SRT Brings STEAM Program to North Dakota State Fair

By Cassidy Hjelmstad And Teal Myre
SRT Communications, Inc., Minot, N.D.

The Challenge

SRT Communications, Inc. (Minot, N.D.) was invited by the North Dakota State Fair (NDSF) to host an hour-long activity for children ages 8–14. The activity would be a part of the fair’s first STEAM (Science, Technology, Education, Art [changed to Agriculture for the fair audience] & Math) Experience. The fair was held in Minot, N.D., in July.

Contributing Factors

After reaching out to our most tech-savvy employees, we chose a computer programming activity, "Hour of Code," from Code.org. The lesson plans it offered fit our needs for providing an activity structure that appealed to kids of a variety of ages. It also enabled us to focus on the technology part of the fair’s STEAM Experience. SRT wanted to help area children develop an interest in technology, learn how technology is used in their daily lives and discover more about working in technology-related fields. We were able to add our own introduction to the session and provide some of our SRT staff to help with one-on-one instruction.

The “Hour of Code” programming lesson we used was the popular Minecraft game. The children worked their way through 10 lessons. It started with simple coding lessons and worked its way up to coding that would allow the kids to direct their Minecraft game characters.

Marketing Plan

We marketed our event at the fair ahead of time through a press release and social media. Code.org helped us provide lesson-plan materials to help train our staff. SRT also provided laptops to use in the activity area, and each child who participated left with a certificate, a list of online resources to help further their technology learning, a Minecraft keychain and an SRT backpack.

Results

SRT’s "Hour of Code" activity was the first event of its kind in the area. We attracted 21 children and their parents.

As a technology company, we see the importance of STEAM education among children. We understand that this type of education is not always as accessible to rural schools, communities and children. SRT is thrilled to bring technology and learning activities to the fair, where so many kids from rural homes and towns come to visit. We were especially happy to see so many girls participate and to see their enthusiasm for computer technology.

The overall result of the event was positive. We received feedback from parents, one of whom was a teacher.

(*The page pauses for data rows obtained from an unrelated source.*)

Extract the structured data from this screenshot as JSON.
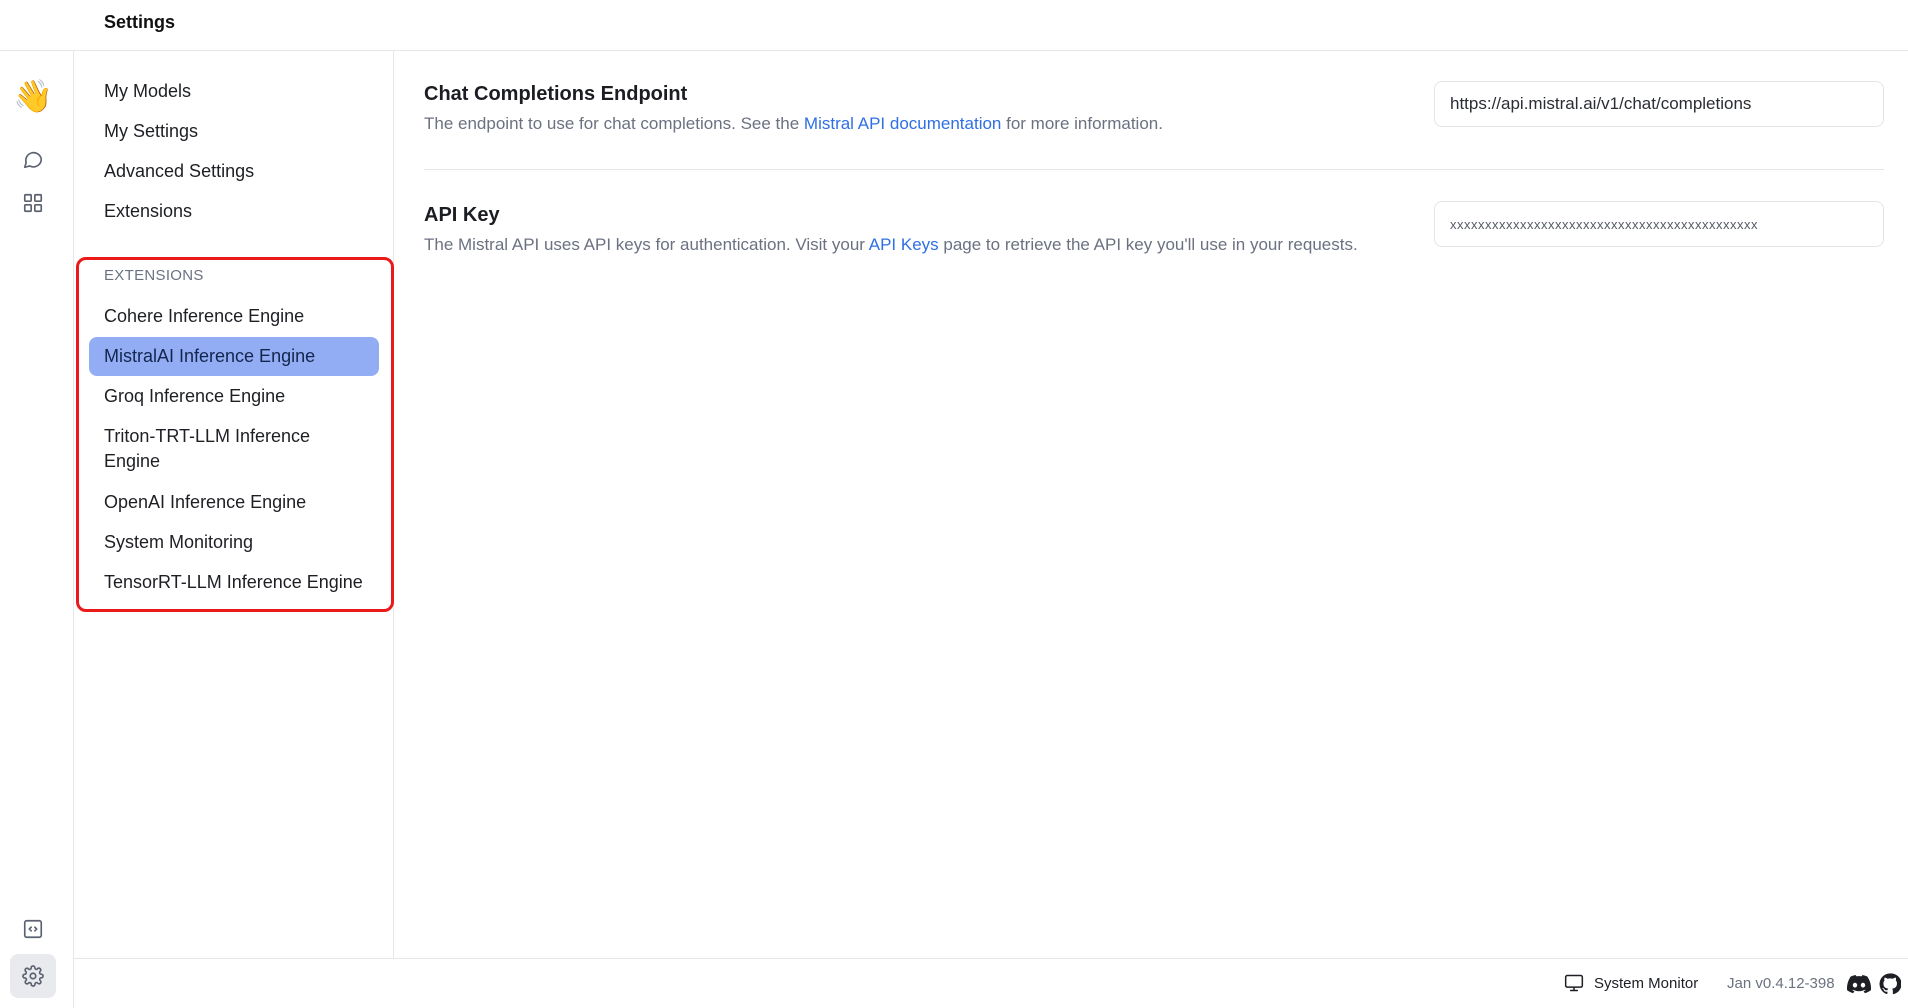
{
  "window": {
    "title": "Settings"
  },
  "rail": {
    "items": [
      {
        "name": "wave-icon",
        "glyph": "👋"
      },
      {
        "name": "chat-icon"
      },
      {
        "name": "hub-icon"
      },
      {
        "name": "api-server-icon"
      },
      {
        "name": "settings-icon",
        "active": true
      }
    ]
  },
  "sidebar": {
    "nav": [
      "My Models",
      "My Settings",
      "Advanced Settings",
      "Extensions"
    ],
    "extensions_header": "EXTENSIONS",
    "extensions": [
      {
        "label": "Cohere Inference Engine",
        "active": false
      },
      {
        "label": "MistralAI Inference Engine",
        "active": true
      },
      {
        "label": "Groq Inference Engine",
        "active": false
      },
      {
        "label": "Triton-TRT-LLM Inference Engine",
        "active": false
      },
      {
        "label": "OpenAI Inference Engine",
        "active": false
      },
      {
        "label": "System Monitoring",
        "active": false
      },
      {
        "label": "TensorRT-LLM Inference Engine",
        "active": false
      }
    ]
  },
  "main": {
    "endpoint": {
      "title": "Chat Completions Endpoint",
      "desc_before": "The endpoint to use for chat completions. See the ",
      "desc_link": "Mistral API documentation",
      "desc_after": " for more information.",
      "value": "https://api.mistral.ai/v1/chat/completions"
    },
    "api_key": {
      "title": "API Key",
      "desc_before": "The Mistral API uses API keys for authentication. Visit your ",
      "desc_link": "API Keys",
      "desc_after": " page to retrieve the API key you'll use in your requests.",
      "value": "xxxxxxxxxxxxxxxxxxxxxxxxxxxxxxxxxxxxxxxxxxxx"
    }
  },
  "statusbar": {
    "system_monitor": "System Monitor",
    "version": "Jan v0.4.12-398"
  },
  "colors": {
    "active_item_bg": "#93adf4",
    "highlight_border": "#ea1a1a",
    "link": "#2f6fe4"
  }
}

She had commented on how grateful she was that we provided an opportunity for kids to participate in a technologyrelated activity. We have also seen an interest from local schools who would like SRT to hold the activity for area students.

North Dakota State Fair General Manager Renae Korslein said, "A huge part of the North Dakota State Fair is continuing education in agriculture and related fields and bringing that education to kids who attend the fair. The opportunity to work with SRT and other organizations in the community to create the NDSF STEAM Experience has been incredible, and we only hope to see this program grow and evolve."

The STEAM activity we held sparked an interest and curiosity in technology that we hope these children will carry into the future.

 


Cassidy Hjelmstad is director of corporate communications and Teal Myre is public relations manager at SRT Communications, Inc.